How should the preseason change your training habits? Should anything change at all? Should the offseason just blend right into the preseason? Let's think about it.
The offseason is great for adding new pieces to your game. This often means trying out new dribble moves, trying to extend your range etc. You have a lot of time to make huge strides in new facets of your game so it makes sense to try and expand your skills.
The preseason is a different animal. The preseason is the time to hone the areas of your game that you're already good at. The parts of your game that will get you playing time and are aligned with your role on the team. It's not the time to try and develop difficult new skills from the ground up.
If you're mostly a spot up shooter, sure it's worthwhile to maintain your ball handling skills. But, it's not the time to try and add new, advanced dribble moves to your game. Instead, spend that time honing in on your shooting. That way, you're ready to contribute to your team most effectively.
1) There just simply isn't enough time. The process of building new skills from the ground up is extremely time-consuming. There are only a few weeks before the season officially begins, which means time is the one thing that you don't have.
In addition, you're probably already practicing and working out with your team throughout the week. This means you'll have less available time and energy to devote to your own skills. If you don't already have a solid foundation for a skill, it's unlikely that you'll be able to develop it in time for the season.
2) You have to make mistakes to develop new skills. Whenever you're trying to add a new dribble move or a shot to your arsenal there's always an awkward development stage where you suck at it (in fact, the best way to learn a skill is to repeatedly fail at it ).
Regardless, it takes a lot of reps and focused energy to get good at anything. When you're battling for playing time in front of your coaches and teammates, you don't want to make mistakes. And those mistakes are exactly what it takes to add new pieces to your game.
It's time to be realistic and honest with yourself. What is your role on the team? What is the coach looking for? What can you do well, that will help your team win?

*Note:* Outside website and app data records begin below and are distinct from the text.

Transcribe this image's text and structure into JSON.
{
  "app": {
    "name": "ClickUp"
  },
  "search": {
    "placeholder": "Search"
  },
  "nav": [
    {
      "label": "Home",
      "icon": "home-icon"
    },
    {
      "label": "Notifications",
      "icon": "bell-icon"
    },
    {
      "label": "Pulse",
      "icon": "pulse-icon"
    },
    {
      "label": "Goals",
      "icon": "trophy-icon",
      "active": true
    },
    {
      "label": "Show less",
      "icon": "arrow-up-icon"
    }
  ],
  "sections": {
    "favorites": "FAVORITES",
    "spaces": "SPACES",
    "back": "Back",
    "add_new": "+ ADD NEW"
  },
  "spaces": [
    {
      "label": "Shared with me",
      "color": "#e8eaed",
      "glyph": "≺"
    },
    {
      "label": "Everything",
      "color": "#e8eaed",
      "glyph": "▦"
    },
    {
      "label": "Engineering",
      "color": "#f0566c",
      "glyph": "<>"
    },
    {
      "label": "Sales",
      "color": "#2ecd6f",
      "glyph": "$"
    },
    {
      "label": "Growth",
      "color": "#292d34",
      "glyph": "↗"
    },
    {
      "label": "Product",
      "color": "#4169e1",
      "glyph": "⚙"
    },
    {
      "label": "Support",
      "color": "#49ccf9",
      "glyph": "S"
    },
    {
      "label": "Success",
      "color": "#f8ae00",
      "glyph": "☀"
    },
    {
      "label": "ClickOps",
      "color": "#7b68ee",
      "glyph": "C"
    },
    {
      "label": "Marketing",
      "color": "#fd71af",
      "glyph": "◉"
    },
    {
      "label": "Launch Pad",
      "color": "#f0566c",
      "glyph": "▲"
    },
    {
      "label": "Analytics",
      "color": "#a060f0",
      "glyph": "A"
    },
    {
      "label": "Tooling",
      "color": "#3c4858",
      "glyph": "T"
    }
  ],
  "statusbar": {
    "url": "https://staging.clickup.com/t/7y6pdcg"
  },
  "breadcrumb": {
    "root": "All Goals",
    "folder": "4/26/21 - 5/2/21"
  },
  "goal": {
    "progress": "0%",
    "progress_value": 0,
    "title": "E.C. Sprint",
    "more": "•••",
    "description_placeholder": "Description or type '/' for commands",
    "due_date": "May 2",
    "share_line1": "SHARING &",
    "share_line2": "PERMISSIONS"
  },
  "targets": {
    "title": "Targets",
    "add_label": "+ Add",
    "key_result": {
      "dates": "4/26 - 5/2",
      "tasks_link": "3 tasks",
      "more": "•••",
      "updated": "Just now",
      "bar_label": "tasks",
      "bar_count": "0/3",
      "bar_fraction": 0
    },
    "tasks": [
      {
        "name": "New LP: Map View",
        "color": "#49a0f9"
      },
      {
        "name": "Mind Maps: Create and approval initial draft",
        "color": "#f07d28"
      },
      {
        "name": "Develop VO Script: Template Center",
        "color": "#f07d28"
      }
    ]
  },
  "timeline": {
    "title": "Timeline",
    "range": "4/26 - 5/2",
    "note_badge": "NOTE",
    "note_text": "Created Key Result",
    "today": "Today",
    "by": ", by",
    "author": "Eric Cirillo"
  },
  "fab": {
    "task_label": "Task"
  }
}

The answer to these types of questions will give you a clearer sense of the skills you should focus on this preseason.
If you're a back to the basket post-up player, now is not the time to start jacking up 3's. If it was May and you had all summer to work on it, I would say go for it. Set up your training program to include shooting 3's every day and watch your percentage improve. But not now. Here's the hard truth: if you haven't worked on it all summer, it's too late.
I hesitated to even write this post because I don't want to deter anyone from trying to develop their skills. I think it's awesome when players are hungry to develop their game. Personally, I'm always looking for new ways to improve and I simply won't listen to anyone who tells me to stop improving.
I'm not saying you should completely abandon practicing your weak skills. I just think it's crucial to be intentional and pragmatic in your training.
Takeaway: With the season rapidly approaching, it's time to tailor your training accordingly. The preseason is the time to be realistic and practical. Be intentional in your training by spending a greater amount of time on the skills that will get you playing time.